… ought not be allowed in the perfect state. It is nothing more or less than play-actors pretending to be sad or villainous for no reason, and is harmful to the minds of the impressionable who might be purposefully made sad or villainous. All these things are but imitations (Plato) and imitation itself is unworthy. Yet Aristotle suggests that the tragic flaw, and the fall of the character, provide the viewer with an important moral lesson, and an equally important emotional purging. His tragic flaw is not supposed to be such that it renders him repugnant, but on the contrary …

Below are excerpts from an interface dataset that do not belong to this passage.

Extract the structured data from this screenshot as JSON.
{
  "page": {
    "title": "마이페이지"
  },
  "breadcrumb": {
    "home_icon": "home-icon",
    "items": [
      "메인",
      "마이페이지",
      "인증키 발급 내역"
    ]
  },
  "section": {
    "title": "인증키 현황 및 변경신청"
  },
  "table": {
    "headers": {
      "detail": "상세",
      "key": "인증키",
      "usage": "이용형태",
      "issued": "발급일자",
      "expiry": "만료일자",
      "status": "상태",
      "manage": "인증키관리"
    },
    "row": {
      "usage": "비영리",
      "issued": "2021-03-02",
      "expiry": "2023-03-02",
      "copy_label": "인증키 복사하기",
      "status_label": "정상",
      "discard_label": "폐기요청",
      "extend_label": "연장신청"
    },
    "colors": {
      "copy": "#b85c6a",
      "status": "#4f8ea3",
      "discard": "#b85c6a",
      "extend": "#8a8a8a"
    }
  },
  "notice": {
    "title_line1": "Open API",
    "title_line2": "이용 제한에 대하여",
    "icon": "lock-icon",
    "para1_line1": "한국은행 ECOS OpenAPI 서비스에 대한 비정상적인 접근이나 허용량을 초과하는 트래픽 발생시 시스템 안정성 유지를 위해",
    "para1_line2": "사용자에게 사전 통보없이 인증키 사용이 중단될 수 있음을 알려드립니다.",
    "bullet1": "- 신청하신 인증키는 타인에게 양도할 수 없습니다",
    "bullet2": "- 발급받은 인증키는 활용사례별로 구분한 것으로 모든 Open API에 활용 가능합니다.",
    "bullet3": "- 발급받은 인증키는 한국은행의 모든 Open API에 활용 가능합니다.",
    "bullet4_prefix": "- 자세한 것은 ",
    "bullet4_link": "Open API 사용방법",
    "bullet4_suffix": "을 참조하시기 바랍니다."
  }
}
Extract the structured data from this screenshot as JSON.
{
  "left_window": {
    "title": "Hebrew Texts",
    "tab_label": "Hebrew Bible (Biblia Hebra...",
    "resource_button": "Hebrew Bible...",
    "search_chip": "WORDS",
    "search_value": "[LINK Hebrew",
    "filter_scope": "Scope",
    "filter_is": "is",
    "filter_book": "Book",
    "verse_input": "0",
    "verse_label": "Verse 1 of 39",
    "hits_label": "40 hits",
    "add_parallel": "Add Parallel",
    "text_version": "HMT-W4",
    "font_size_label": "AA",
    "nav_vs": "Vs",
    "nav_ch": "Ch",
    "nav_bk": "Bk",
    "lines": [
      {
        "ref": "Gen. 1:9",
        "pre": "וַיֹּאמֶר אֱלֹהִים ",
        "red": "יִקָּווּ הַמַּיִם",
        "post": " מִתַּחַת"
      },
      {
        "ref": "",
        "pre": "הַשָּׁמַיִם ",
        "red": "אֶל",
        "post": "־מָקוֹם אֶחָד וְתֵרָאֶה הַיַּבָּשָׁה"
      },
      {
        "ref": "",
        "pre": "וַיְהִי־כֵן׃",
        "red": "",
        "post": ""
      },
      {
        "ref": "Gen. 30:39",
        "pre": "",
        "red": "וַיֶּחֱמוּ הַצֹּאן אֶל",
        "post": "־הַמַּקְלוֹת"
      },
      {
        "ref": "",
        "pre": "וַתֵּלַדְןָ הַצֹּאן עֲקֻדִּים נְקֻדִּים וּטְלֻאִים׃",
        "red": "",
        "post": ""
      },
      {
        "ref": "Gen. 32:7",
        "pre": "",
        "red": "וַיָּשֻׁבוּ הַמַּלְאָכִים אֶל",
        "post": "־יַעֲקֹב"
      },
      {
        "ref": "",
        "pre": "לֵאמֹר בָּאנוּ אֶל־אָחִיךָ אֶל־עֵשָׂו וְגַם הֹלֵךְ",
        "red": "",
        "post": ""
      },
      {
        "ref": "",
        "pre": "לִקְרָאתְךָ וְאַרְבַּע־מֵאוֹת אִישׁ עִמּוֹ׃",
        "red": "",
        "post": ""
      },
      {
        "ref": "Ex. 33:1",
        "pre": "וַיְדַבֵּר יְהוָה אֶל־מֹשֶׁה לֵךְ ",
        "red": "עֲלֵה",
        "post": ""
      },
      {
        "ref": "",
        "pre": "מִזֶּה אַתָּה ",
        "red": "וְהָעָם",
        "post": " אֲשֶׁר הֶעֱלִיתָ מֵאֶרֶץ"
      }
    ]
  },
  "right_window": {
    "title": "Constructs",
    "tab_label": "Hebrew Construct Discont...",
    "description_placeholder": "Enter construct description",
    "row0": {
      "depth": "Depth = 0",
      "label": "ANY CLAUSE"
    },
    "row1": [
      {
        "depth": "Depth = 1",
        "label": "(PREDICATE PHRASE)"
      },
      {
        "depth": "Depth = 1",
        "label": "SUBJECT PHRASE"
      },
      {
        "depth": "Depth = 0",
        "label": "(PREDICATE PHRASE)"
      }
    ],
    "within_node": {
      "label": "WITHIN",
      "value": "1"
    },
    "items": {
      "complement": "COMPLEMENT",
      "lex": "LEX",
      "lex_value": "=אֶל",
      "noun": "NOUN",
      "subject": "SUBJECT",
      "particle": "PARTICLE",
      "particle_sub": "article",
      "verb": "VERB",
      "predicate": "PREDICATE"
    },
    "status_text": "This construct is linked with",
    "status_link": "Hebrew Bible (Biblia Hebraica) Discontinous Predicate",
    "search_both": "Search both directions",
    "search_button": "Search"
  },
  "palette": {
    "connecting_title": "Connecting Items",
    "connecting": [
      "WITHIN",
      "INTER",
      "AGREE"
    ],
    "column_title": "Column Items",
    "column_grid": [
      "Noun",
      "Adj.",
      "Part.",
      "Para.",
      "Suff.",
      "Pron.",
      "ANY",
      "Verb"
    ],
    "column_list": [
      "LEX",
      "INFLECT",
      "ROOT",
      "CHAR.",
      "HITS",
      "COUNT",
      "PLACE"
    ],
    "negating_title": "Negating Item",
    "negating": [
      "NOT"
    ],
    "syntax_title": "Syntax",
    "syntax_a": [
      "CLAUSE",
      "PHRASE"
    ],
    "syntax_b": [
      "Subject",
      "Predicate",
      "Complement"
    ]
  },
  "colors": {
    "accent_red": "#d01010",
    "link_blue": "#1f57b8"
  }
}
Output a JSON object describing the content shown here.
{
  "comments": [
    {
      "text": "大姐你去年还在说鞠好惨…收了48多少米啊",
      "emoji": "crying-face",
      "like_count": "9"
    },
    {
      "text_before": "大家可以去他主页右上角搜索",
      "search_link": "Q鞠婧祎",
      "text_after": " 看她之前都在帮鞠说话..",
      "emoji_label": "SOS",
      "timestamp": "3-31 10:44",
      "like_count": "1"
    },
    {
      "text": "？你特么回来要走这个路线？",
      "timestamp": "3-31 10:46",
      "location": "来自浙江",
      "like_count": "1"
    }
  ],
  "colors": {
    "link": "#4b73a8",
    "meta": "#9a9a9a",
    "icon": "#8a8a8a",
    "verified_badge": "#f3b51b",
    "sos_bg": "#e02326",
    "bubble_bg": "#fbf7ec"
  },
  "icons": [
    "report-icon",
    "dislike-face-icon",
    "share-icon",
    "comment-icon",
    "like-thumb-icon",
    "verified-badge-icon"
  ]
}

… of Aristotle. Trans. S. H. Butcher. Ed. Jawaid Bazyar. Liberty Online, 1999. <http://libertyonline.hypermall.com/Aristotle/Default.htm>
Definition of Tragedy: Excerpts. The Literary Link. <http://theliterarylink.com/tragedy.html>
Miller, Arthur. Tragedy and the Common Man. The Theater Essays of Arthur Miller. New York: Viking Press, 1978. 3-7. <archived at: http://theliterarylink.com/miller1.html>
Plato. Republic. Trans. Benjamin Jowett.
<Archived at: http://classics.mit.edu/Plato/republic.4.iii.html>
Sophocles. Oedipus The King. Trans. Storr, F. Cambridge: Harvard University Press, 1912. <Archived by the Gutenberg Project at: http://www.ibiblio.org/gutenberg/etext92/oedip10.txt>